I located the door open to the unlabelled customs and immigration office. Entering at 12:30, I found the customs officer asleep with his feet propped up on his desk. I quietly retreated and knocked on the open door. He eventually awoke and as me to return in after 1 PM.

After checking into customs and immigration and rested for the night, we moved a few miles over to a nearby bay where we had the anchorage all to ourselves (a rarity in the busy Caribbean)! We probably were blessed by this peaceful, solitary anchorage because the popular cruising guide states "the entrance by yacht is tricky and should only be attempted by experienced reef navigators". (I think the entrance was straightforward if you keep a good eye out for reefs). It is great to be cruising and swimming again; although the underwater life and visibility is disappointing so far.

Continuing along the south coast of Grenada, we visited the popular Hog Island and Mt. Hartman anchorages. Then, on a squally day, with variable winds and rains, we motor-sailed up to the small island of Carriacou — located in the southern Grenadines. The long-term forecast was unfavorable for our next big passage north to Martinique; so we anchored in well-protected Tyrrel bay and prepared to stay a while.

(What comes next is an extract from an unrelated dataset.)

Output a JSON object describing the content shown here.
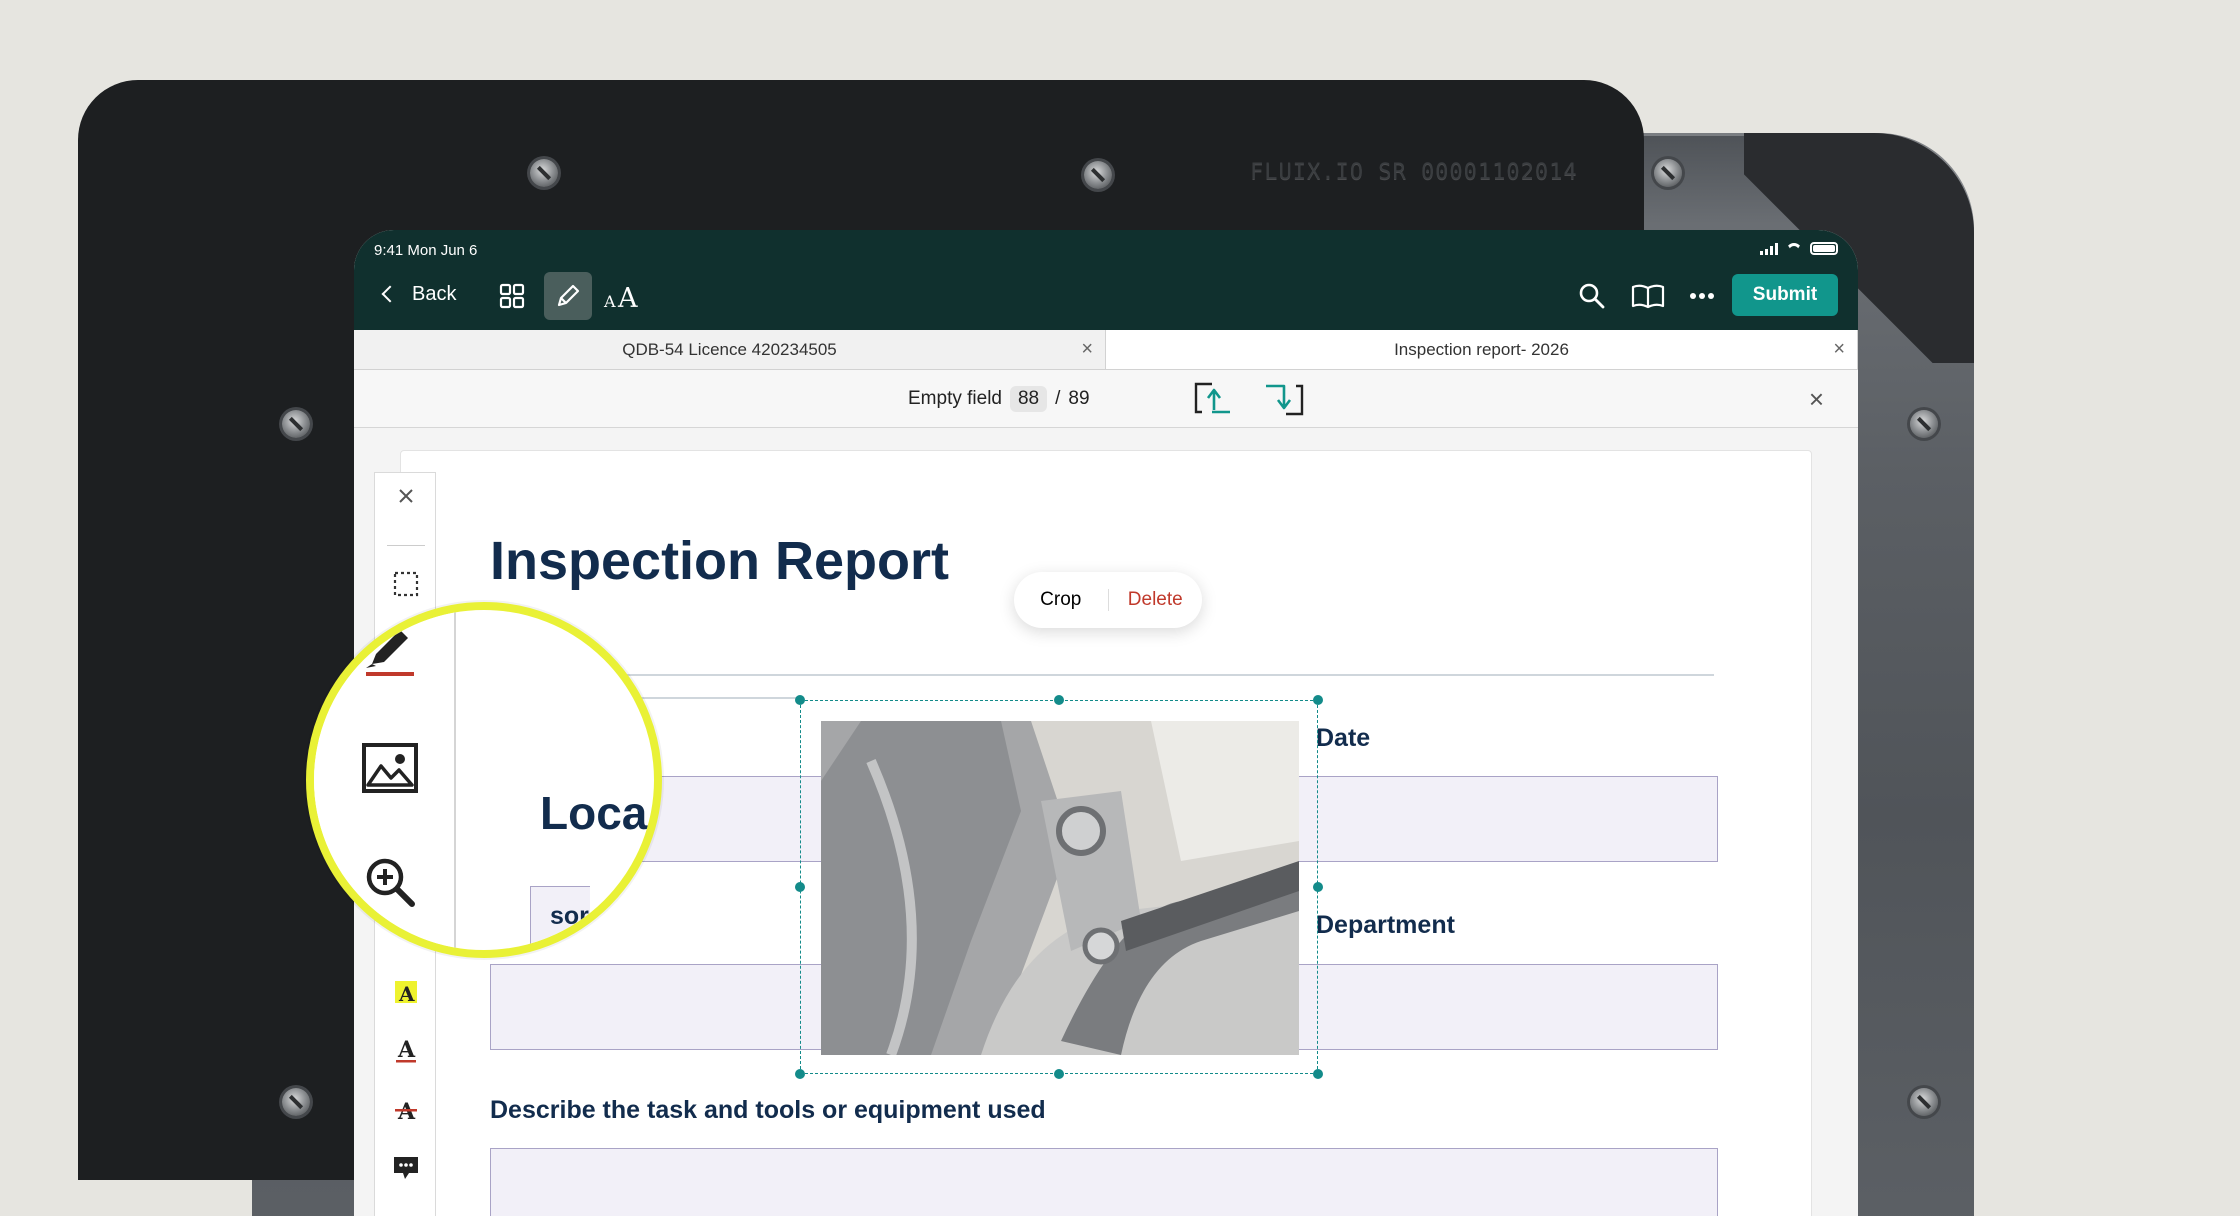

Marauding Cats of Carriacou (Nov 27, 2003 - 12°27´N, 61°29´W)

The blustery, rainy weather continued. On Thanksgiving afternoon an announcement on the VHF radio indicated two catamarans in Tyrrel Bay were dragging their anchors. Peering through the driving rain we saw a large Catana catamaran 100 yards upwind of us dragging quickly down toward us. I hopped in the dinghy and pushed the unmanned marauder sideways as Katherine deployed some fenders and prepared to take evasive action. With the help of another cruiser in a dinghy, we were able to force the dragging catamaran to the side until it bumped past Squiz (with no damage). Then I climbed aboard the catamaran, let out more anchor chain, and deployed their second anchor. Meanwhile, the second unmanned dragging catamaran was bearing down on two other monohulls. Using similar tactics we fended off the second unoccupied beast, until the monohulls safely weighed anchor and moved out of the evil catamaran's path.